Higher tech is coming to PATCO.

Starting next week, passengers on the commuter rail line will be able to manage their electronic fare cards on the Internet, and by September, they will be able to use a credit card, instead of the PATCO-only card, to pay their fares.

About 70 percent of PATCO riders use the agency's Freedom card, an electronic "smart" card introduced in 2007. On Monday, PATCO will launch an online system that will permit users to add value to the cards and view their transaction histories. The system will be available at www.patcofreedomcard.org

Later this month, PATCO will begin tests for a one-year pilot program for credit-card fare payment. That will make PATCO among the first transit agencies in the nation to have such capabilities across its system.

"A lot of eyes will be on our operation," Cheryl Spicer, assistant general manager of PATCO, said Wednesday at a meeting of the board of PATCO's parent, the Delaware River Port Authority.

Cubic Transportation Systems Inc. of San Diego, which installed the Freedom card system, is upgrading PATCO's fare gates to read bank cards that have an embedded electronic chip.

The pilot program will allow Cubic to test an "open-payment" system designed to free customers from the need to buy a transit card. Instead, they could pay fares with bank-issued credit, debit, or prepaid cards. Transit systems around the country, including SEPTA and NJ Transit, are moving toward open-payment systems.

The demonstration project on PATCO's 14-mile line between Lindenwold and Center City will give Cubic a working system on which to test its technology.

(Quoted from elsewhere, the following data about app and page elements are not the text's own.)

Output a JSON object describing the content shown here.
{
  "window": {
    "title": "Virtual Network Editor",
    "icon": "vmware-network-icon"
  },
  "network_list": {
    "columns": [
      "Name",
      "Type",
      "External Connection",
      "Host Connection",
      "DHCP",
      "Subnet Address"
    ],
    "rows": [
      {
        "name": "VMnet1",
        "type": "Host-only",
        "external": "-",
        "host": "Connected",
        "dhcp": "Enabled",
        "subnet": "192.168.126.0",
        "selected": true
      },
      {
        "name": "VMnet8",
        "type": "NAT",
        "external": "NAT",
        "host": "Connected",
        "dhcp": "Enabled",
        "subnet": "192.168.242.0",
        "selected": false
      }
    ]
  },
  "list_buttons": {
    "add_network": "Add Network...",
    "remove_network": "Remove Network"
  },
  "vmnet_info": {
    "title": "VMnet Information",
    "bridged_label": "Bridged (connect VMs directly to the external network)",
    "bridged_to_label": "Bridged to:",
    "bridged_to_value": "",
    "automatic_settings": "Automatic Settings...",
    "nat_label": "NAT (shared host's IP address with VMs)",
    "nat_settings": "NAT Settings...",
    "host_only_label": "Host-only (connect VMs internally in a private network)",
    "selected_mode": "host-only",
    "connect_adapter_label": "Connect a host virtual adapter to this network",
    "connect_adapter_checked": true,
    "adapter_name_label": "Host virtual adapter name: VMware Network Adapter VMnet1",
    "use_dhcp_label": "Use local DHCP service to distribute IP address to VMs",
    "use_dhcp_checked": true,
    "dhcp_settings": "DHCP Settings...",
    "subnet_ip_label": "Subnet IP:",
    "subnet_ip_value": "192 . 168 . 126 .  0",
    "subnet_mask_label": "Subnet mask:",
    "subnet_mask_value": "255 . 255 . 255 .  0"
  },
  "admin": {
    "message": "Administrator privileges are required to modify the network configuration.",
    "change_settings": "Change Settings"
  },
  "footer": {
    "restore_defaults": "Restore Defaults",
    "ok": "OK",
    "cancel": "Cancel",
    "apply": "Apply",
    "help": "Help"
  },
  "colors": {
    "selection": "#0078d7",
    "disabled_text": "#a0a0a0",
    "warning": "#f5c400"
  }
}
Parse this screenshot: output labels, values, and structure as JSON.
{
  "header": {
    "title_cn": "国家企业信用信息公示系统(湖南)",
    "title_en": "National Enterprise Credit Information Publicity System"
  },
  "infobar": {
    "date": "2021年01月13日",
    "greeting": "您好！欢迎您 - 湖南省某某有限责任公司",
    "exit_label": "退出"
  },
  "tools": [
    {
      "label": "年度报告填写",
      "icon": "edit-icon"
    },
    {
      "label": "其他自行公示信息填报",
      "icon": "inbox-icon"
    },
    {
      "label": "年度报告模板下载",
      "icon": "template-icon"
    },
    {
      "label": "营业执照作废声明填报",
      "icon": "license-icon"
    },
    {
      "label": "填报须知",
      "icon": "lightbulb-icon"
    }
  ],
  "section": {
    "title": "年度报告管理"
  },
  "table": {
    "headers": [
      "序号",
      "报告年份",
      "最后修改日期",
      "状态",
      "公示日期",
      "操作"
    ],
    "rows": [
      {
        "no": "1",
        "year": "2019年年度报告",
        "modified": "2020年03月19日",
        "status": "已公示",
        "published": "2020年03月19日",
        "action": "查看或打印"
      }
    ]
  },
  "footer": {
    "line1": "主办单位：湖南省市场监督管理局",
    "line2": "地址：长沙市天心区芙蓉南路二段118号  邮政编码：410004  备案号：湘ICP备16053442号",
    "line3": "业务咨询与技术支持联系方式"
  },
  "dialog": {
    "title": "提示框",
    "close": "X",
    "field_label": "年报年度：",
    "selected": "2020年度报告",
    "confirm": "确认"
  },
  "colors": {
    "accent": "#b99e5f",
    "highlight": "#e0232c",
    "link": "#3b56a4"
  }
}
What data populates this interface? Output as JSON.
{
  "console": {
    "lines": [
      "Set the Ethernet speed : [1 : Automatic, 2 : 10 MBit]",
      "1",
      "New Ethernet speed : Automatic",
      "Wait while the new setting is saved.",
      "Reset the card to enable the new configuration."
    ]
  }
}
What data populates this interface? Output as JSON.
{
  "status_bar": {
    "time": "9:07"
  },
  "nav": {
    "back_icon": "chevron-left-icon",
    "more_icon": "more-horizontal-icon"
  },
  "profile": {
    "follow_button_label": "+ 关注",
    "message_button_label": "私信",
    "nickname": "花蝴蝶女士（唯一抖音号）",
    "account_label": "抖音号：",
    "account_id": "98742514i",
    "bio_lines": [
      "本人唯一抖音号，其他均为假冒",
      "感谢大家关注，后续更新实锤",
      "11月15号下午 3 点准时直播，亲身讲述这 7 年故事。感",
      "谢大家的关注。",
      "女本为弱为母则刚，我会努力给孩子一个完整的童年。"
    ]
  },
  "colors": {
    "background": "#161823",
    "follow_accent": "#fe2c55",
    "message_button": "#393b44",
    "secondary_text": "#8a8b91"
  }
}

Cubic will pay the cost of upgrading PATCO's gates and computer operating system, as well as the transaction fees charged by cardholders' banks. The upgrades are worth about $680,000 to PATCO.

In the first six months of the pilot, starting in September, Bancorp Inc. of Wilmington will market reloadable prepaid PATCO Visa cards through area merchants. They could be used for travel on PATCO or for purchases at any merchant that accepts Visa.

During the second six months, any "contactless" bank cards with an electronic chip also would be accepted by the PATCO readers. Contactless cards are marked with an icon that resembles a radio wave.

After a year, the pilot is scheduled to end, and the Visa-reading capability of the gates would be disabled.

The program could be continued, but PATCO would have to pay transaction fees for each contactless payment.

Those fees could be prohibitive for the relatively small agency. But if neighboring transit authorities also adopted open-payment systems, PATCO might be able to negotiate lower fees.

"We will not be prepared to move forward until open payment is accepted by larger transit systems, like SEPTA," Spicer said Wednesday.

In other business, the DRPA board put off plans to hire a consultant to investigate whether the agency's salaries and benefits are too high.

Some board members were concerned about the $225,000 price of the proposed compensation study, said chief executive officer John Matheussen. So a proposal to hire the Hay Group of Philadelphia to evaluate DRPA's employee compensation was tabled.

The proposal to conduct such a study was prompted by a push last year to change DRPA practices and governance amid extensive criticism of executive salaries and perquisites. A management audit issued in August urged the DRPA to overhaul its pay and performance-review systems.